The viewer sees negative reactions to issues such as flexible working and the adverse impact of office banter

Date: 12 October 2006

Title: Bully Beware!

Producer: Angel Productions

Price: £1,200 (or available to rent)


This informative new DVD set is a welcome training package for any organisation that is serious about combating or preventing a culture of bullying and harassment in the workplace.


The first programme, designed for all staff, provides an overview of what constitutes harassing and bullying behaviour. This is illustrated by a number of office-based scenarios.


The programme cleverly steers away from more typical examples of bullying and harassment linked to race or disability discrimination.

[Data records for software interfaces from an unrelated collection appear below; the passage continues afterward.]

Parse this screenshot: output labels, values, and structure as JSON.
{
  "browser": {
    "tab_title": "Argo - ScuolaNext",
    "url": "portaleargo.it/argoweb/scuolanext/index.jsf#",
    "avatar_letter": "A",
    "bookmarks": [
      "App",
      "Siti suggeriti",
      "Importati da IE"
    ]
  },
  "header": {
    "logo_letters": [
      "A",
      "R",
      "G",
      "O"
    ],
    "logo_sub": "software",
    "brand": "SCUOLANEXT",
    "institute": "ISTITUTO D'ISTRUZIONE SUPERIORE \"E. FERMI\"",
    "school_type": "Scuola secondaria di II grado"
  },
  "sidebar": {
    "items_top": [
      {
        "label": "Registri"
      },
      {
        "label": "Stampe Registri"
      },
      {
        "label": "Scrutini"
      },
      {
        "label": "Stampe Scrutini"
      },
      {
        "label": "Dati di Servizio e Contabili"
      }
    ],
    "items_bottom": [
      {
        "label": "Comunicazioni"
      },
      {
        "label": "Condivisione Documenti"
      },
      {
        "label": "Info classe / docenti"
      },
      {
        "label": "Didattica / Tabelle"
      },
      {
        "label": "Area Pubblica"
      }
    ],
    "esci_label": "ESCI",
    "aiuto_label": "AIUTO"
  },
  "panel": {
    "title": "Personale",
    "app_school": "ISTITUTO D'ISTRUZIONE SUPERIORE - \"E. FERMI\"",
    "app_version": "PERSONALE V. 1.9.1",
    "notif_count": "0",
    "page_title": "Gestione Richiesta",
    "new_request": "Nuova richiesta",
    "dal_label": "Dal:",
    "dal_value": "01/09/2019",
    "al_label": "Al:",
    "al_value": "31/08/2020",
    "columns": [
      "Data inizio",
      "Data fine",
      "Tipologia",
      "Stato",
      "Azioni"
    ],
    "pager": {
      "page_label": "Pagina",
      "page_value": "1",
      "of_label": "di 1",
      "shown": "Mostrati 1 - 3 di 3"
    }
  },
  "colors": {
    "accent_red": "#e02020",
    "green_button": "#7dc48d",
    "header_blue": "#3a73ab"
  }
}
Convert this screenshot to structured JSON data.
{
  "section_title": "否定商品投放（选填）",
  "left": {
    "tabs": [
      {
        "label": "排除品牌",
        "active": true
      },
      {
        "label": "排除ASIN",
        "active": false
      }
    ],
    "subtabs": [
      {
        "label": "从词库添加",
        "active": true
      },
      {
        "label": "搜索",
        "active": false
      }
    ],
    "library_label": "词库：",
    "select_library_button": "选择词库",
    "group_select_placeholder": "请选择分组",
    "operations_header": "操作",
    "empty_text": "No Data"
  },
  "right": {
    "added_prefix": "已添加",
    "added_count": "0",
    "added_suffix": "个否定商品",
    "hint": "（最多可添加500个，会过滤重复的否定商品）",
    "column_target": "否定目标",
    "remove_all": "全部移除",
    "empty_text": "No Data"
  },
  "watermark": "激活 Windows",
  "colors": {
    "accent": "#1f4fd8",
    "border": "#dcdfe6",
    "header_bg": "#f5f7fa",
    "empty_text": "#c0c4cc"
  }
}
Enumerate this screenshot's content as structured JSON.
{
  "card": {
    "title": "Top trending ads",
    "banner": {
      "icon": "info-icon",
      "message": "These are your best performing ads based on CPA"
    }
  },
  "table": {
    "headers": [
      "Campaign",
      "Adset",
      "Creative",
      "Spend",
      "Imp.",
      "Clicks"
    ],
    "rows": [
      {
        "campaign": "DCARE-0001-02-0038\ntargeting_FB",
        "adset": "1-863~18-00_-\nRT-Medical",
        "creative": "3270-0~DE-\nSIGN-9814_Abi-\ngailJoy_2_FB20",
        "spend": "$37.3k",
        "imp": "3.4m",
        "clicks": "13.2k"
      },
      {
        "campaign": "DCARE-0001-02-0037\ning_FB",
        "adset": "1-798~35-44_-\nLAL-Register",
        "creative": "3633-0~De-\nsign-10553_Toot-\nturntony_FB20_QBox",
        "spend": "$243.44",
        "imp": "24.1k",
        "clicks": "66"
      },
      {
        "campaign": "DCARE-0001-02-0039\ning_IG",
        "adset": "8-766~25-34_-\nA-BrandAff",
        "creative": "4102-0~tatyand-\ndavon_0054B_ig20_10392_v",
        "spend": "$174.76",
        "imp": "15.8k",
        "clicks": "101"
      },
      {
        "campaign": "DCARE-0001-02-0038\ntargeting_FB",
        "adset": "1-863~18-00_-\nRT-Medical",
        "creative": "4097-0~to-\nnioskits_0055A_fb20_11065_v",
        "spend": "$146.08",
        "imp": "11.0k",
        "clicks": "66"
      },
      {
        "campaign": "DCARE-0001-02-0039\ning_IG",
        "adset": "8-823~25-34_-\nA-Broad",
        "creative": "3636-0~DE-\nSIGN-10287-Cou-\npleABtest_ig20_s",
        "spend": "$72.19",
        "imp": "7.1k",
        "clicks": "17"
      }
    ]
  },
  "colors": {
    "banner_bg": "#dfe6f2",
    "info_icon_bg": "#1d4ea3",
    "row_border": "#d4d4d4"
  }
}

Instead, the viewer sees negative reactions to issues such as flexible working and the adverse impact of office banter, both of which make up a significant part of our day-to-day working culture. 


As well as defining bullying and harassment, the first DVD outlines the impact this can have on staff performance and the organisation as a whole. Viewers are encouraged to think about their own behaviour and question the behaviour of others. The DVD focuses on what an organisation's policies and procedures should look like in order to uphold dignity at work.


This section concludes with advice on how best to take personal action in tackling bullying and harassment, and depicts how office life should be once the inappropriate behaviour has ceased. 


The second and third programmes are tailored specifically for managers. Looking at a more serious case of bullying, they focus successfully on how best to take early and informal action and, where this is not possible, how to take formal action, concentrating on the role of an investigator and counter-complaints.


Managers are asked to consider whether they have exhausted all possible avenues for resolving problems informally before formal action becomes essential. They are encouraged to take a more proactive role in preventing minor claims escalating to formal investigations and employment tribunal hearings.


Throughout the training programme, the role-plays are repeated or progressed, making it easier for the underlying messages to resonate with the viewer.


My only criticisms are that the programme failed to explore issues such as victimisation and malicious or false allegations, particularly the impact these may have on those in managerial roles.


The programme would also have benefited from describing the role of a confidential harassment adviser and the positive impact they can have on the working environment. 


Packaged with a strong practitioner focus, this training kit will serve as an effective guide, either as part of an existing training course or as a stand-alone resource, to help combat a very serious yet familiar problem in many organisations. 



Carolyn Solomon-Pryce

Principal diversity officer and manager of the bullying and harassment programme at Brent Council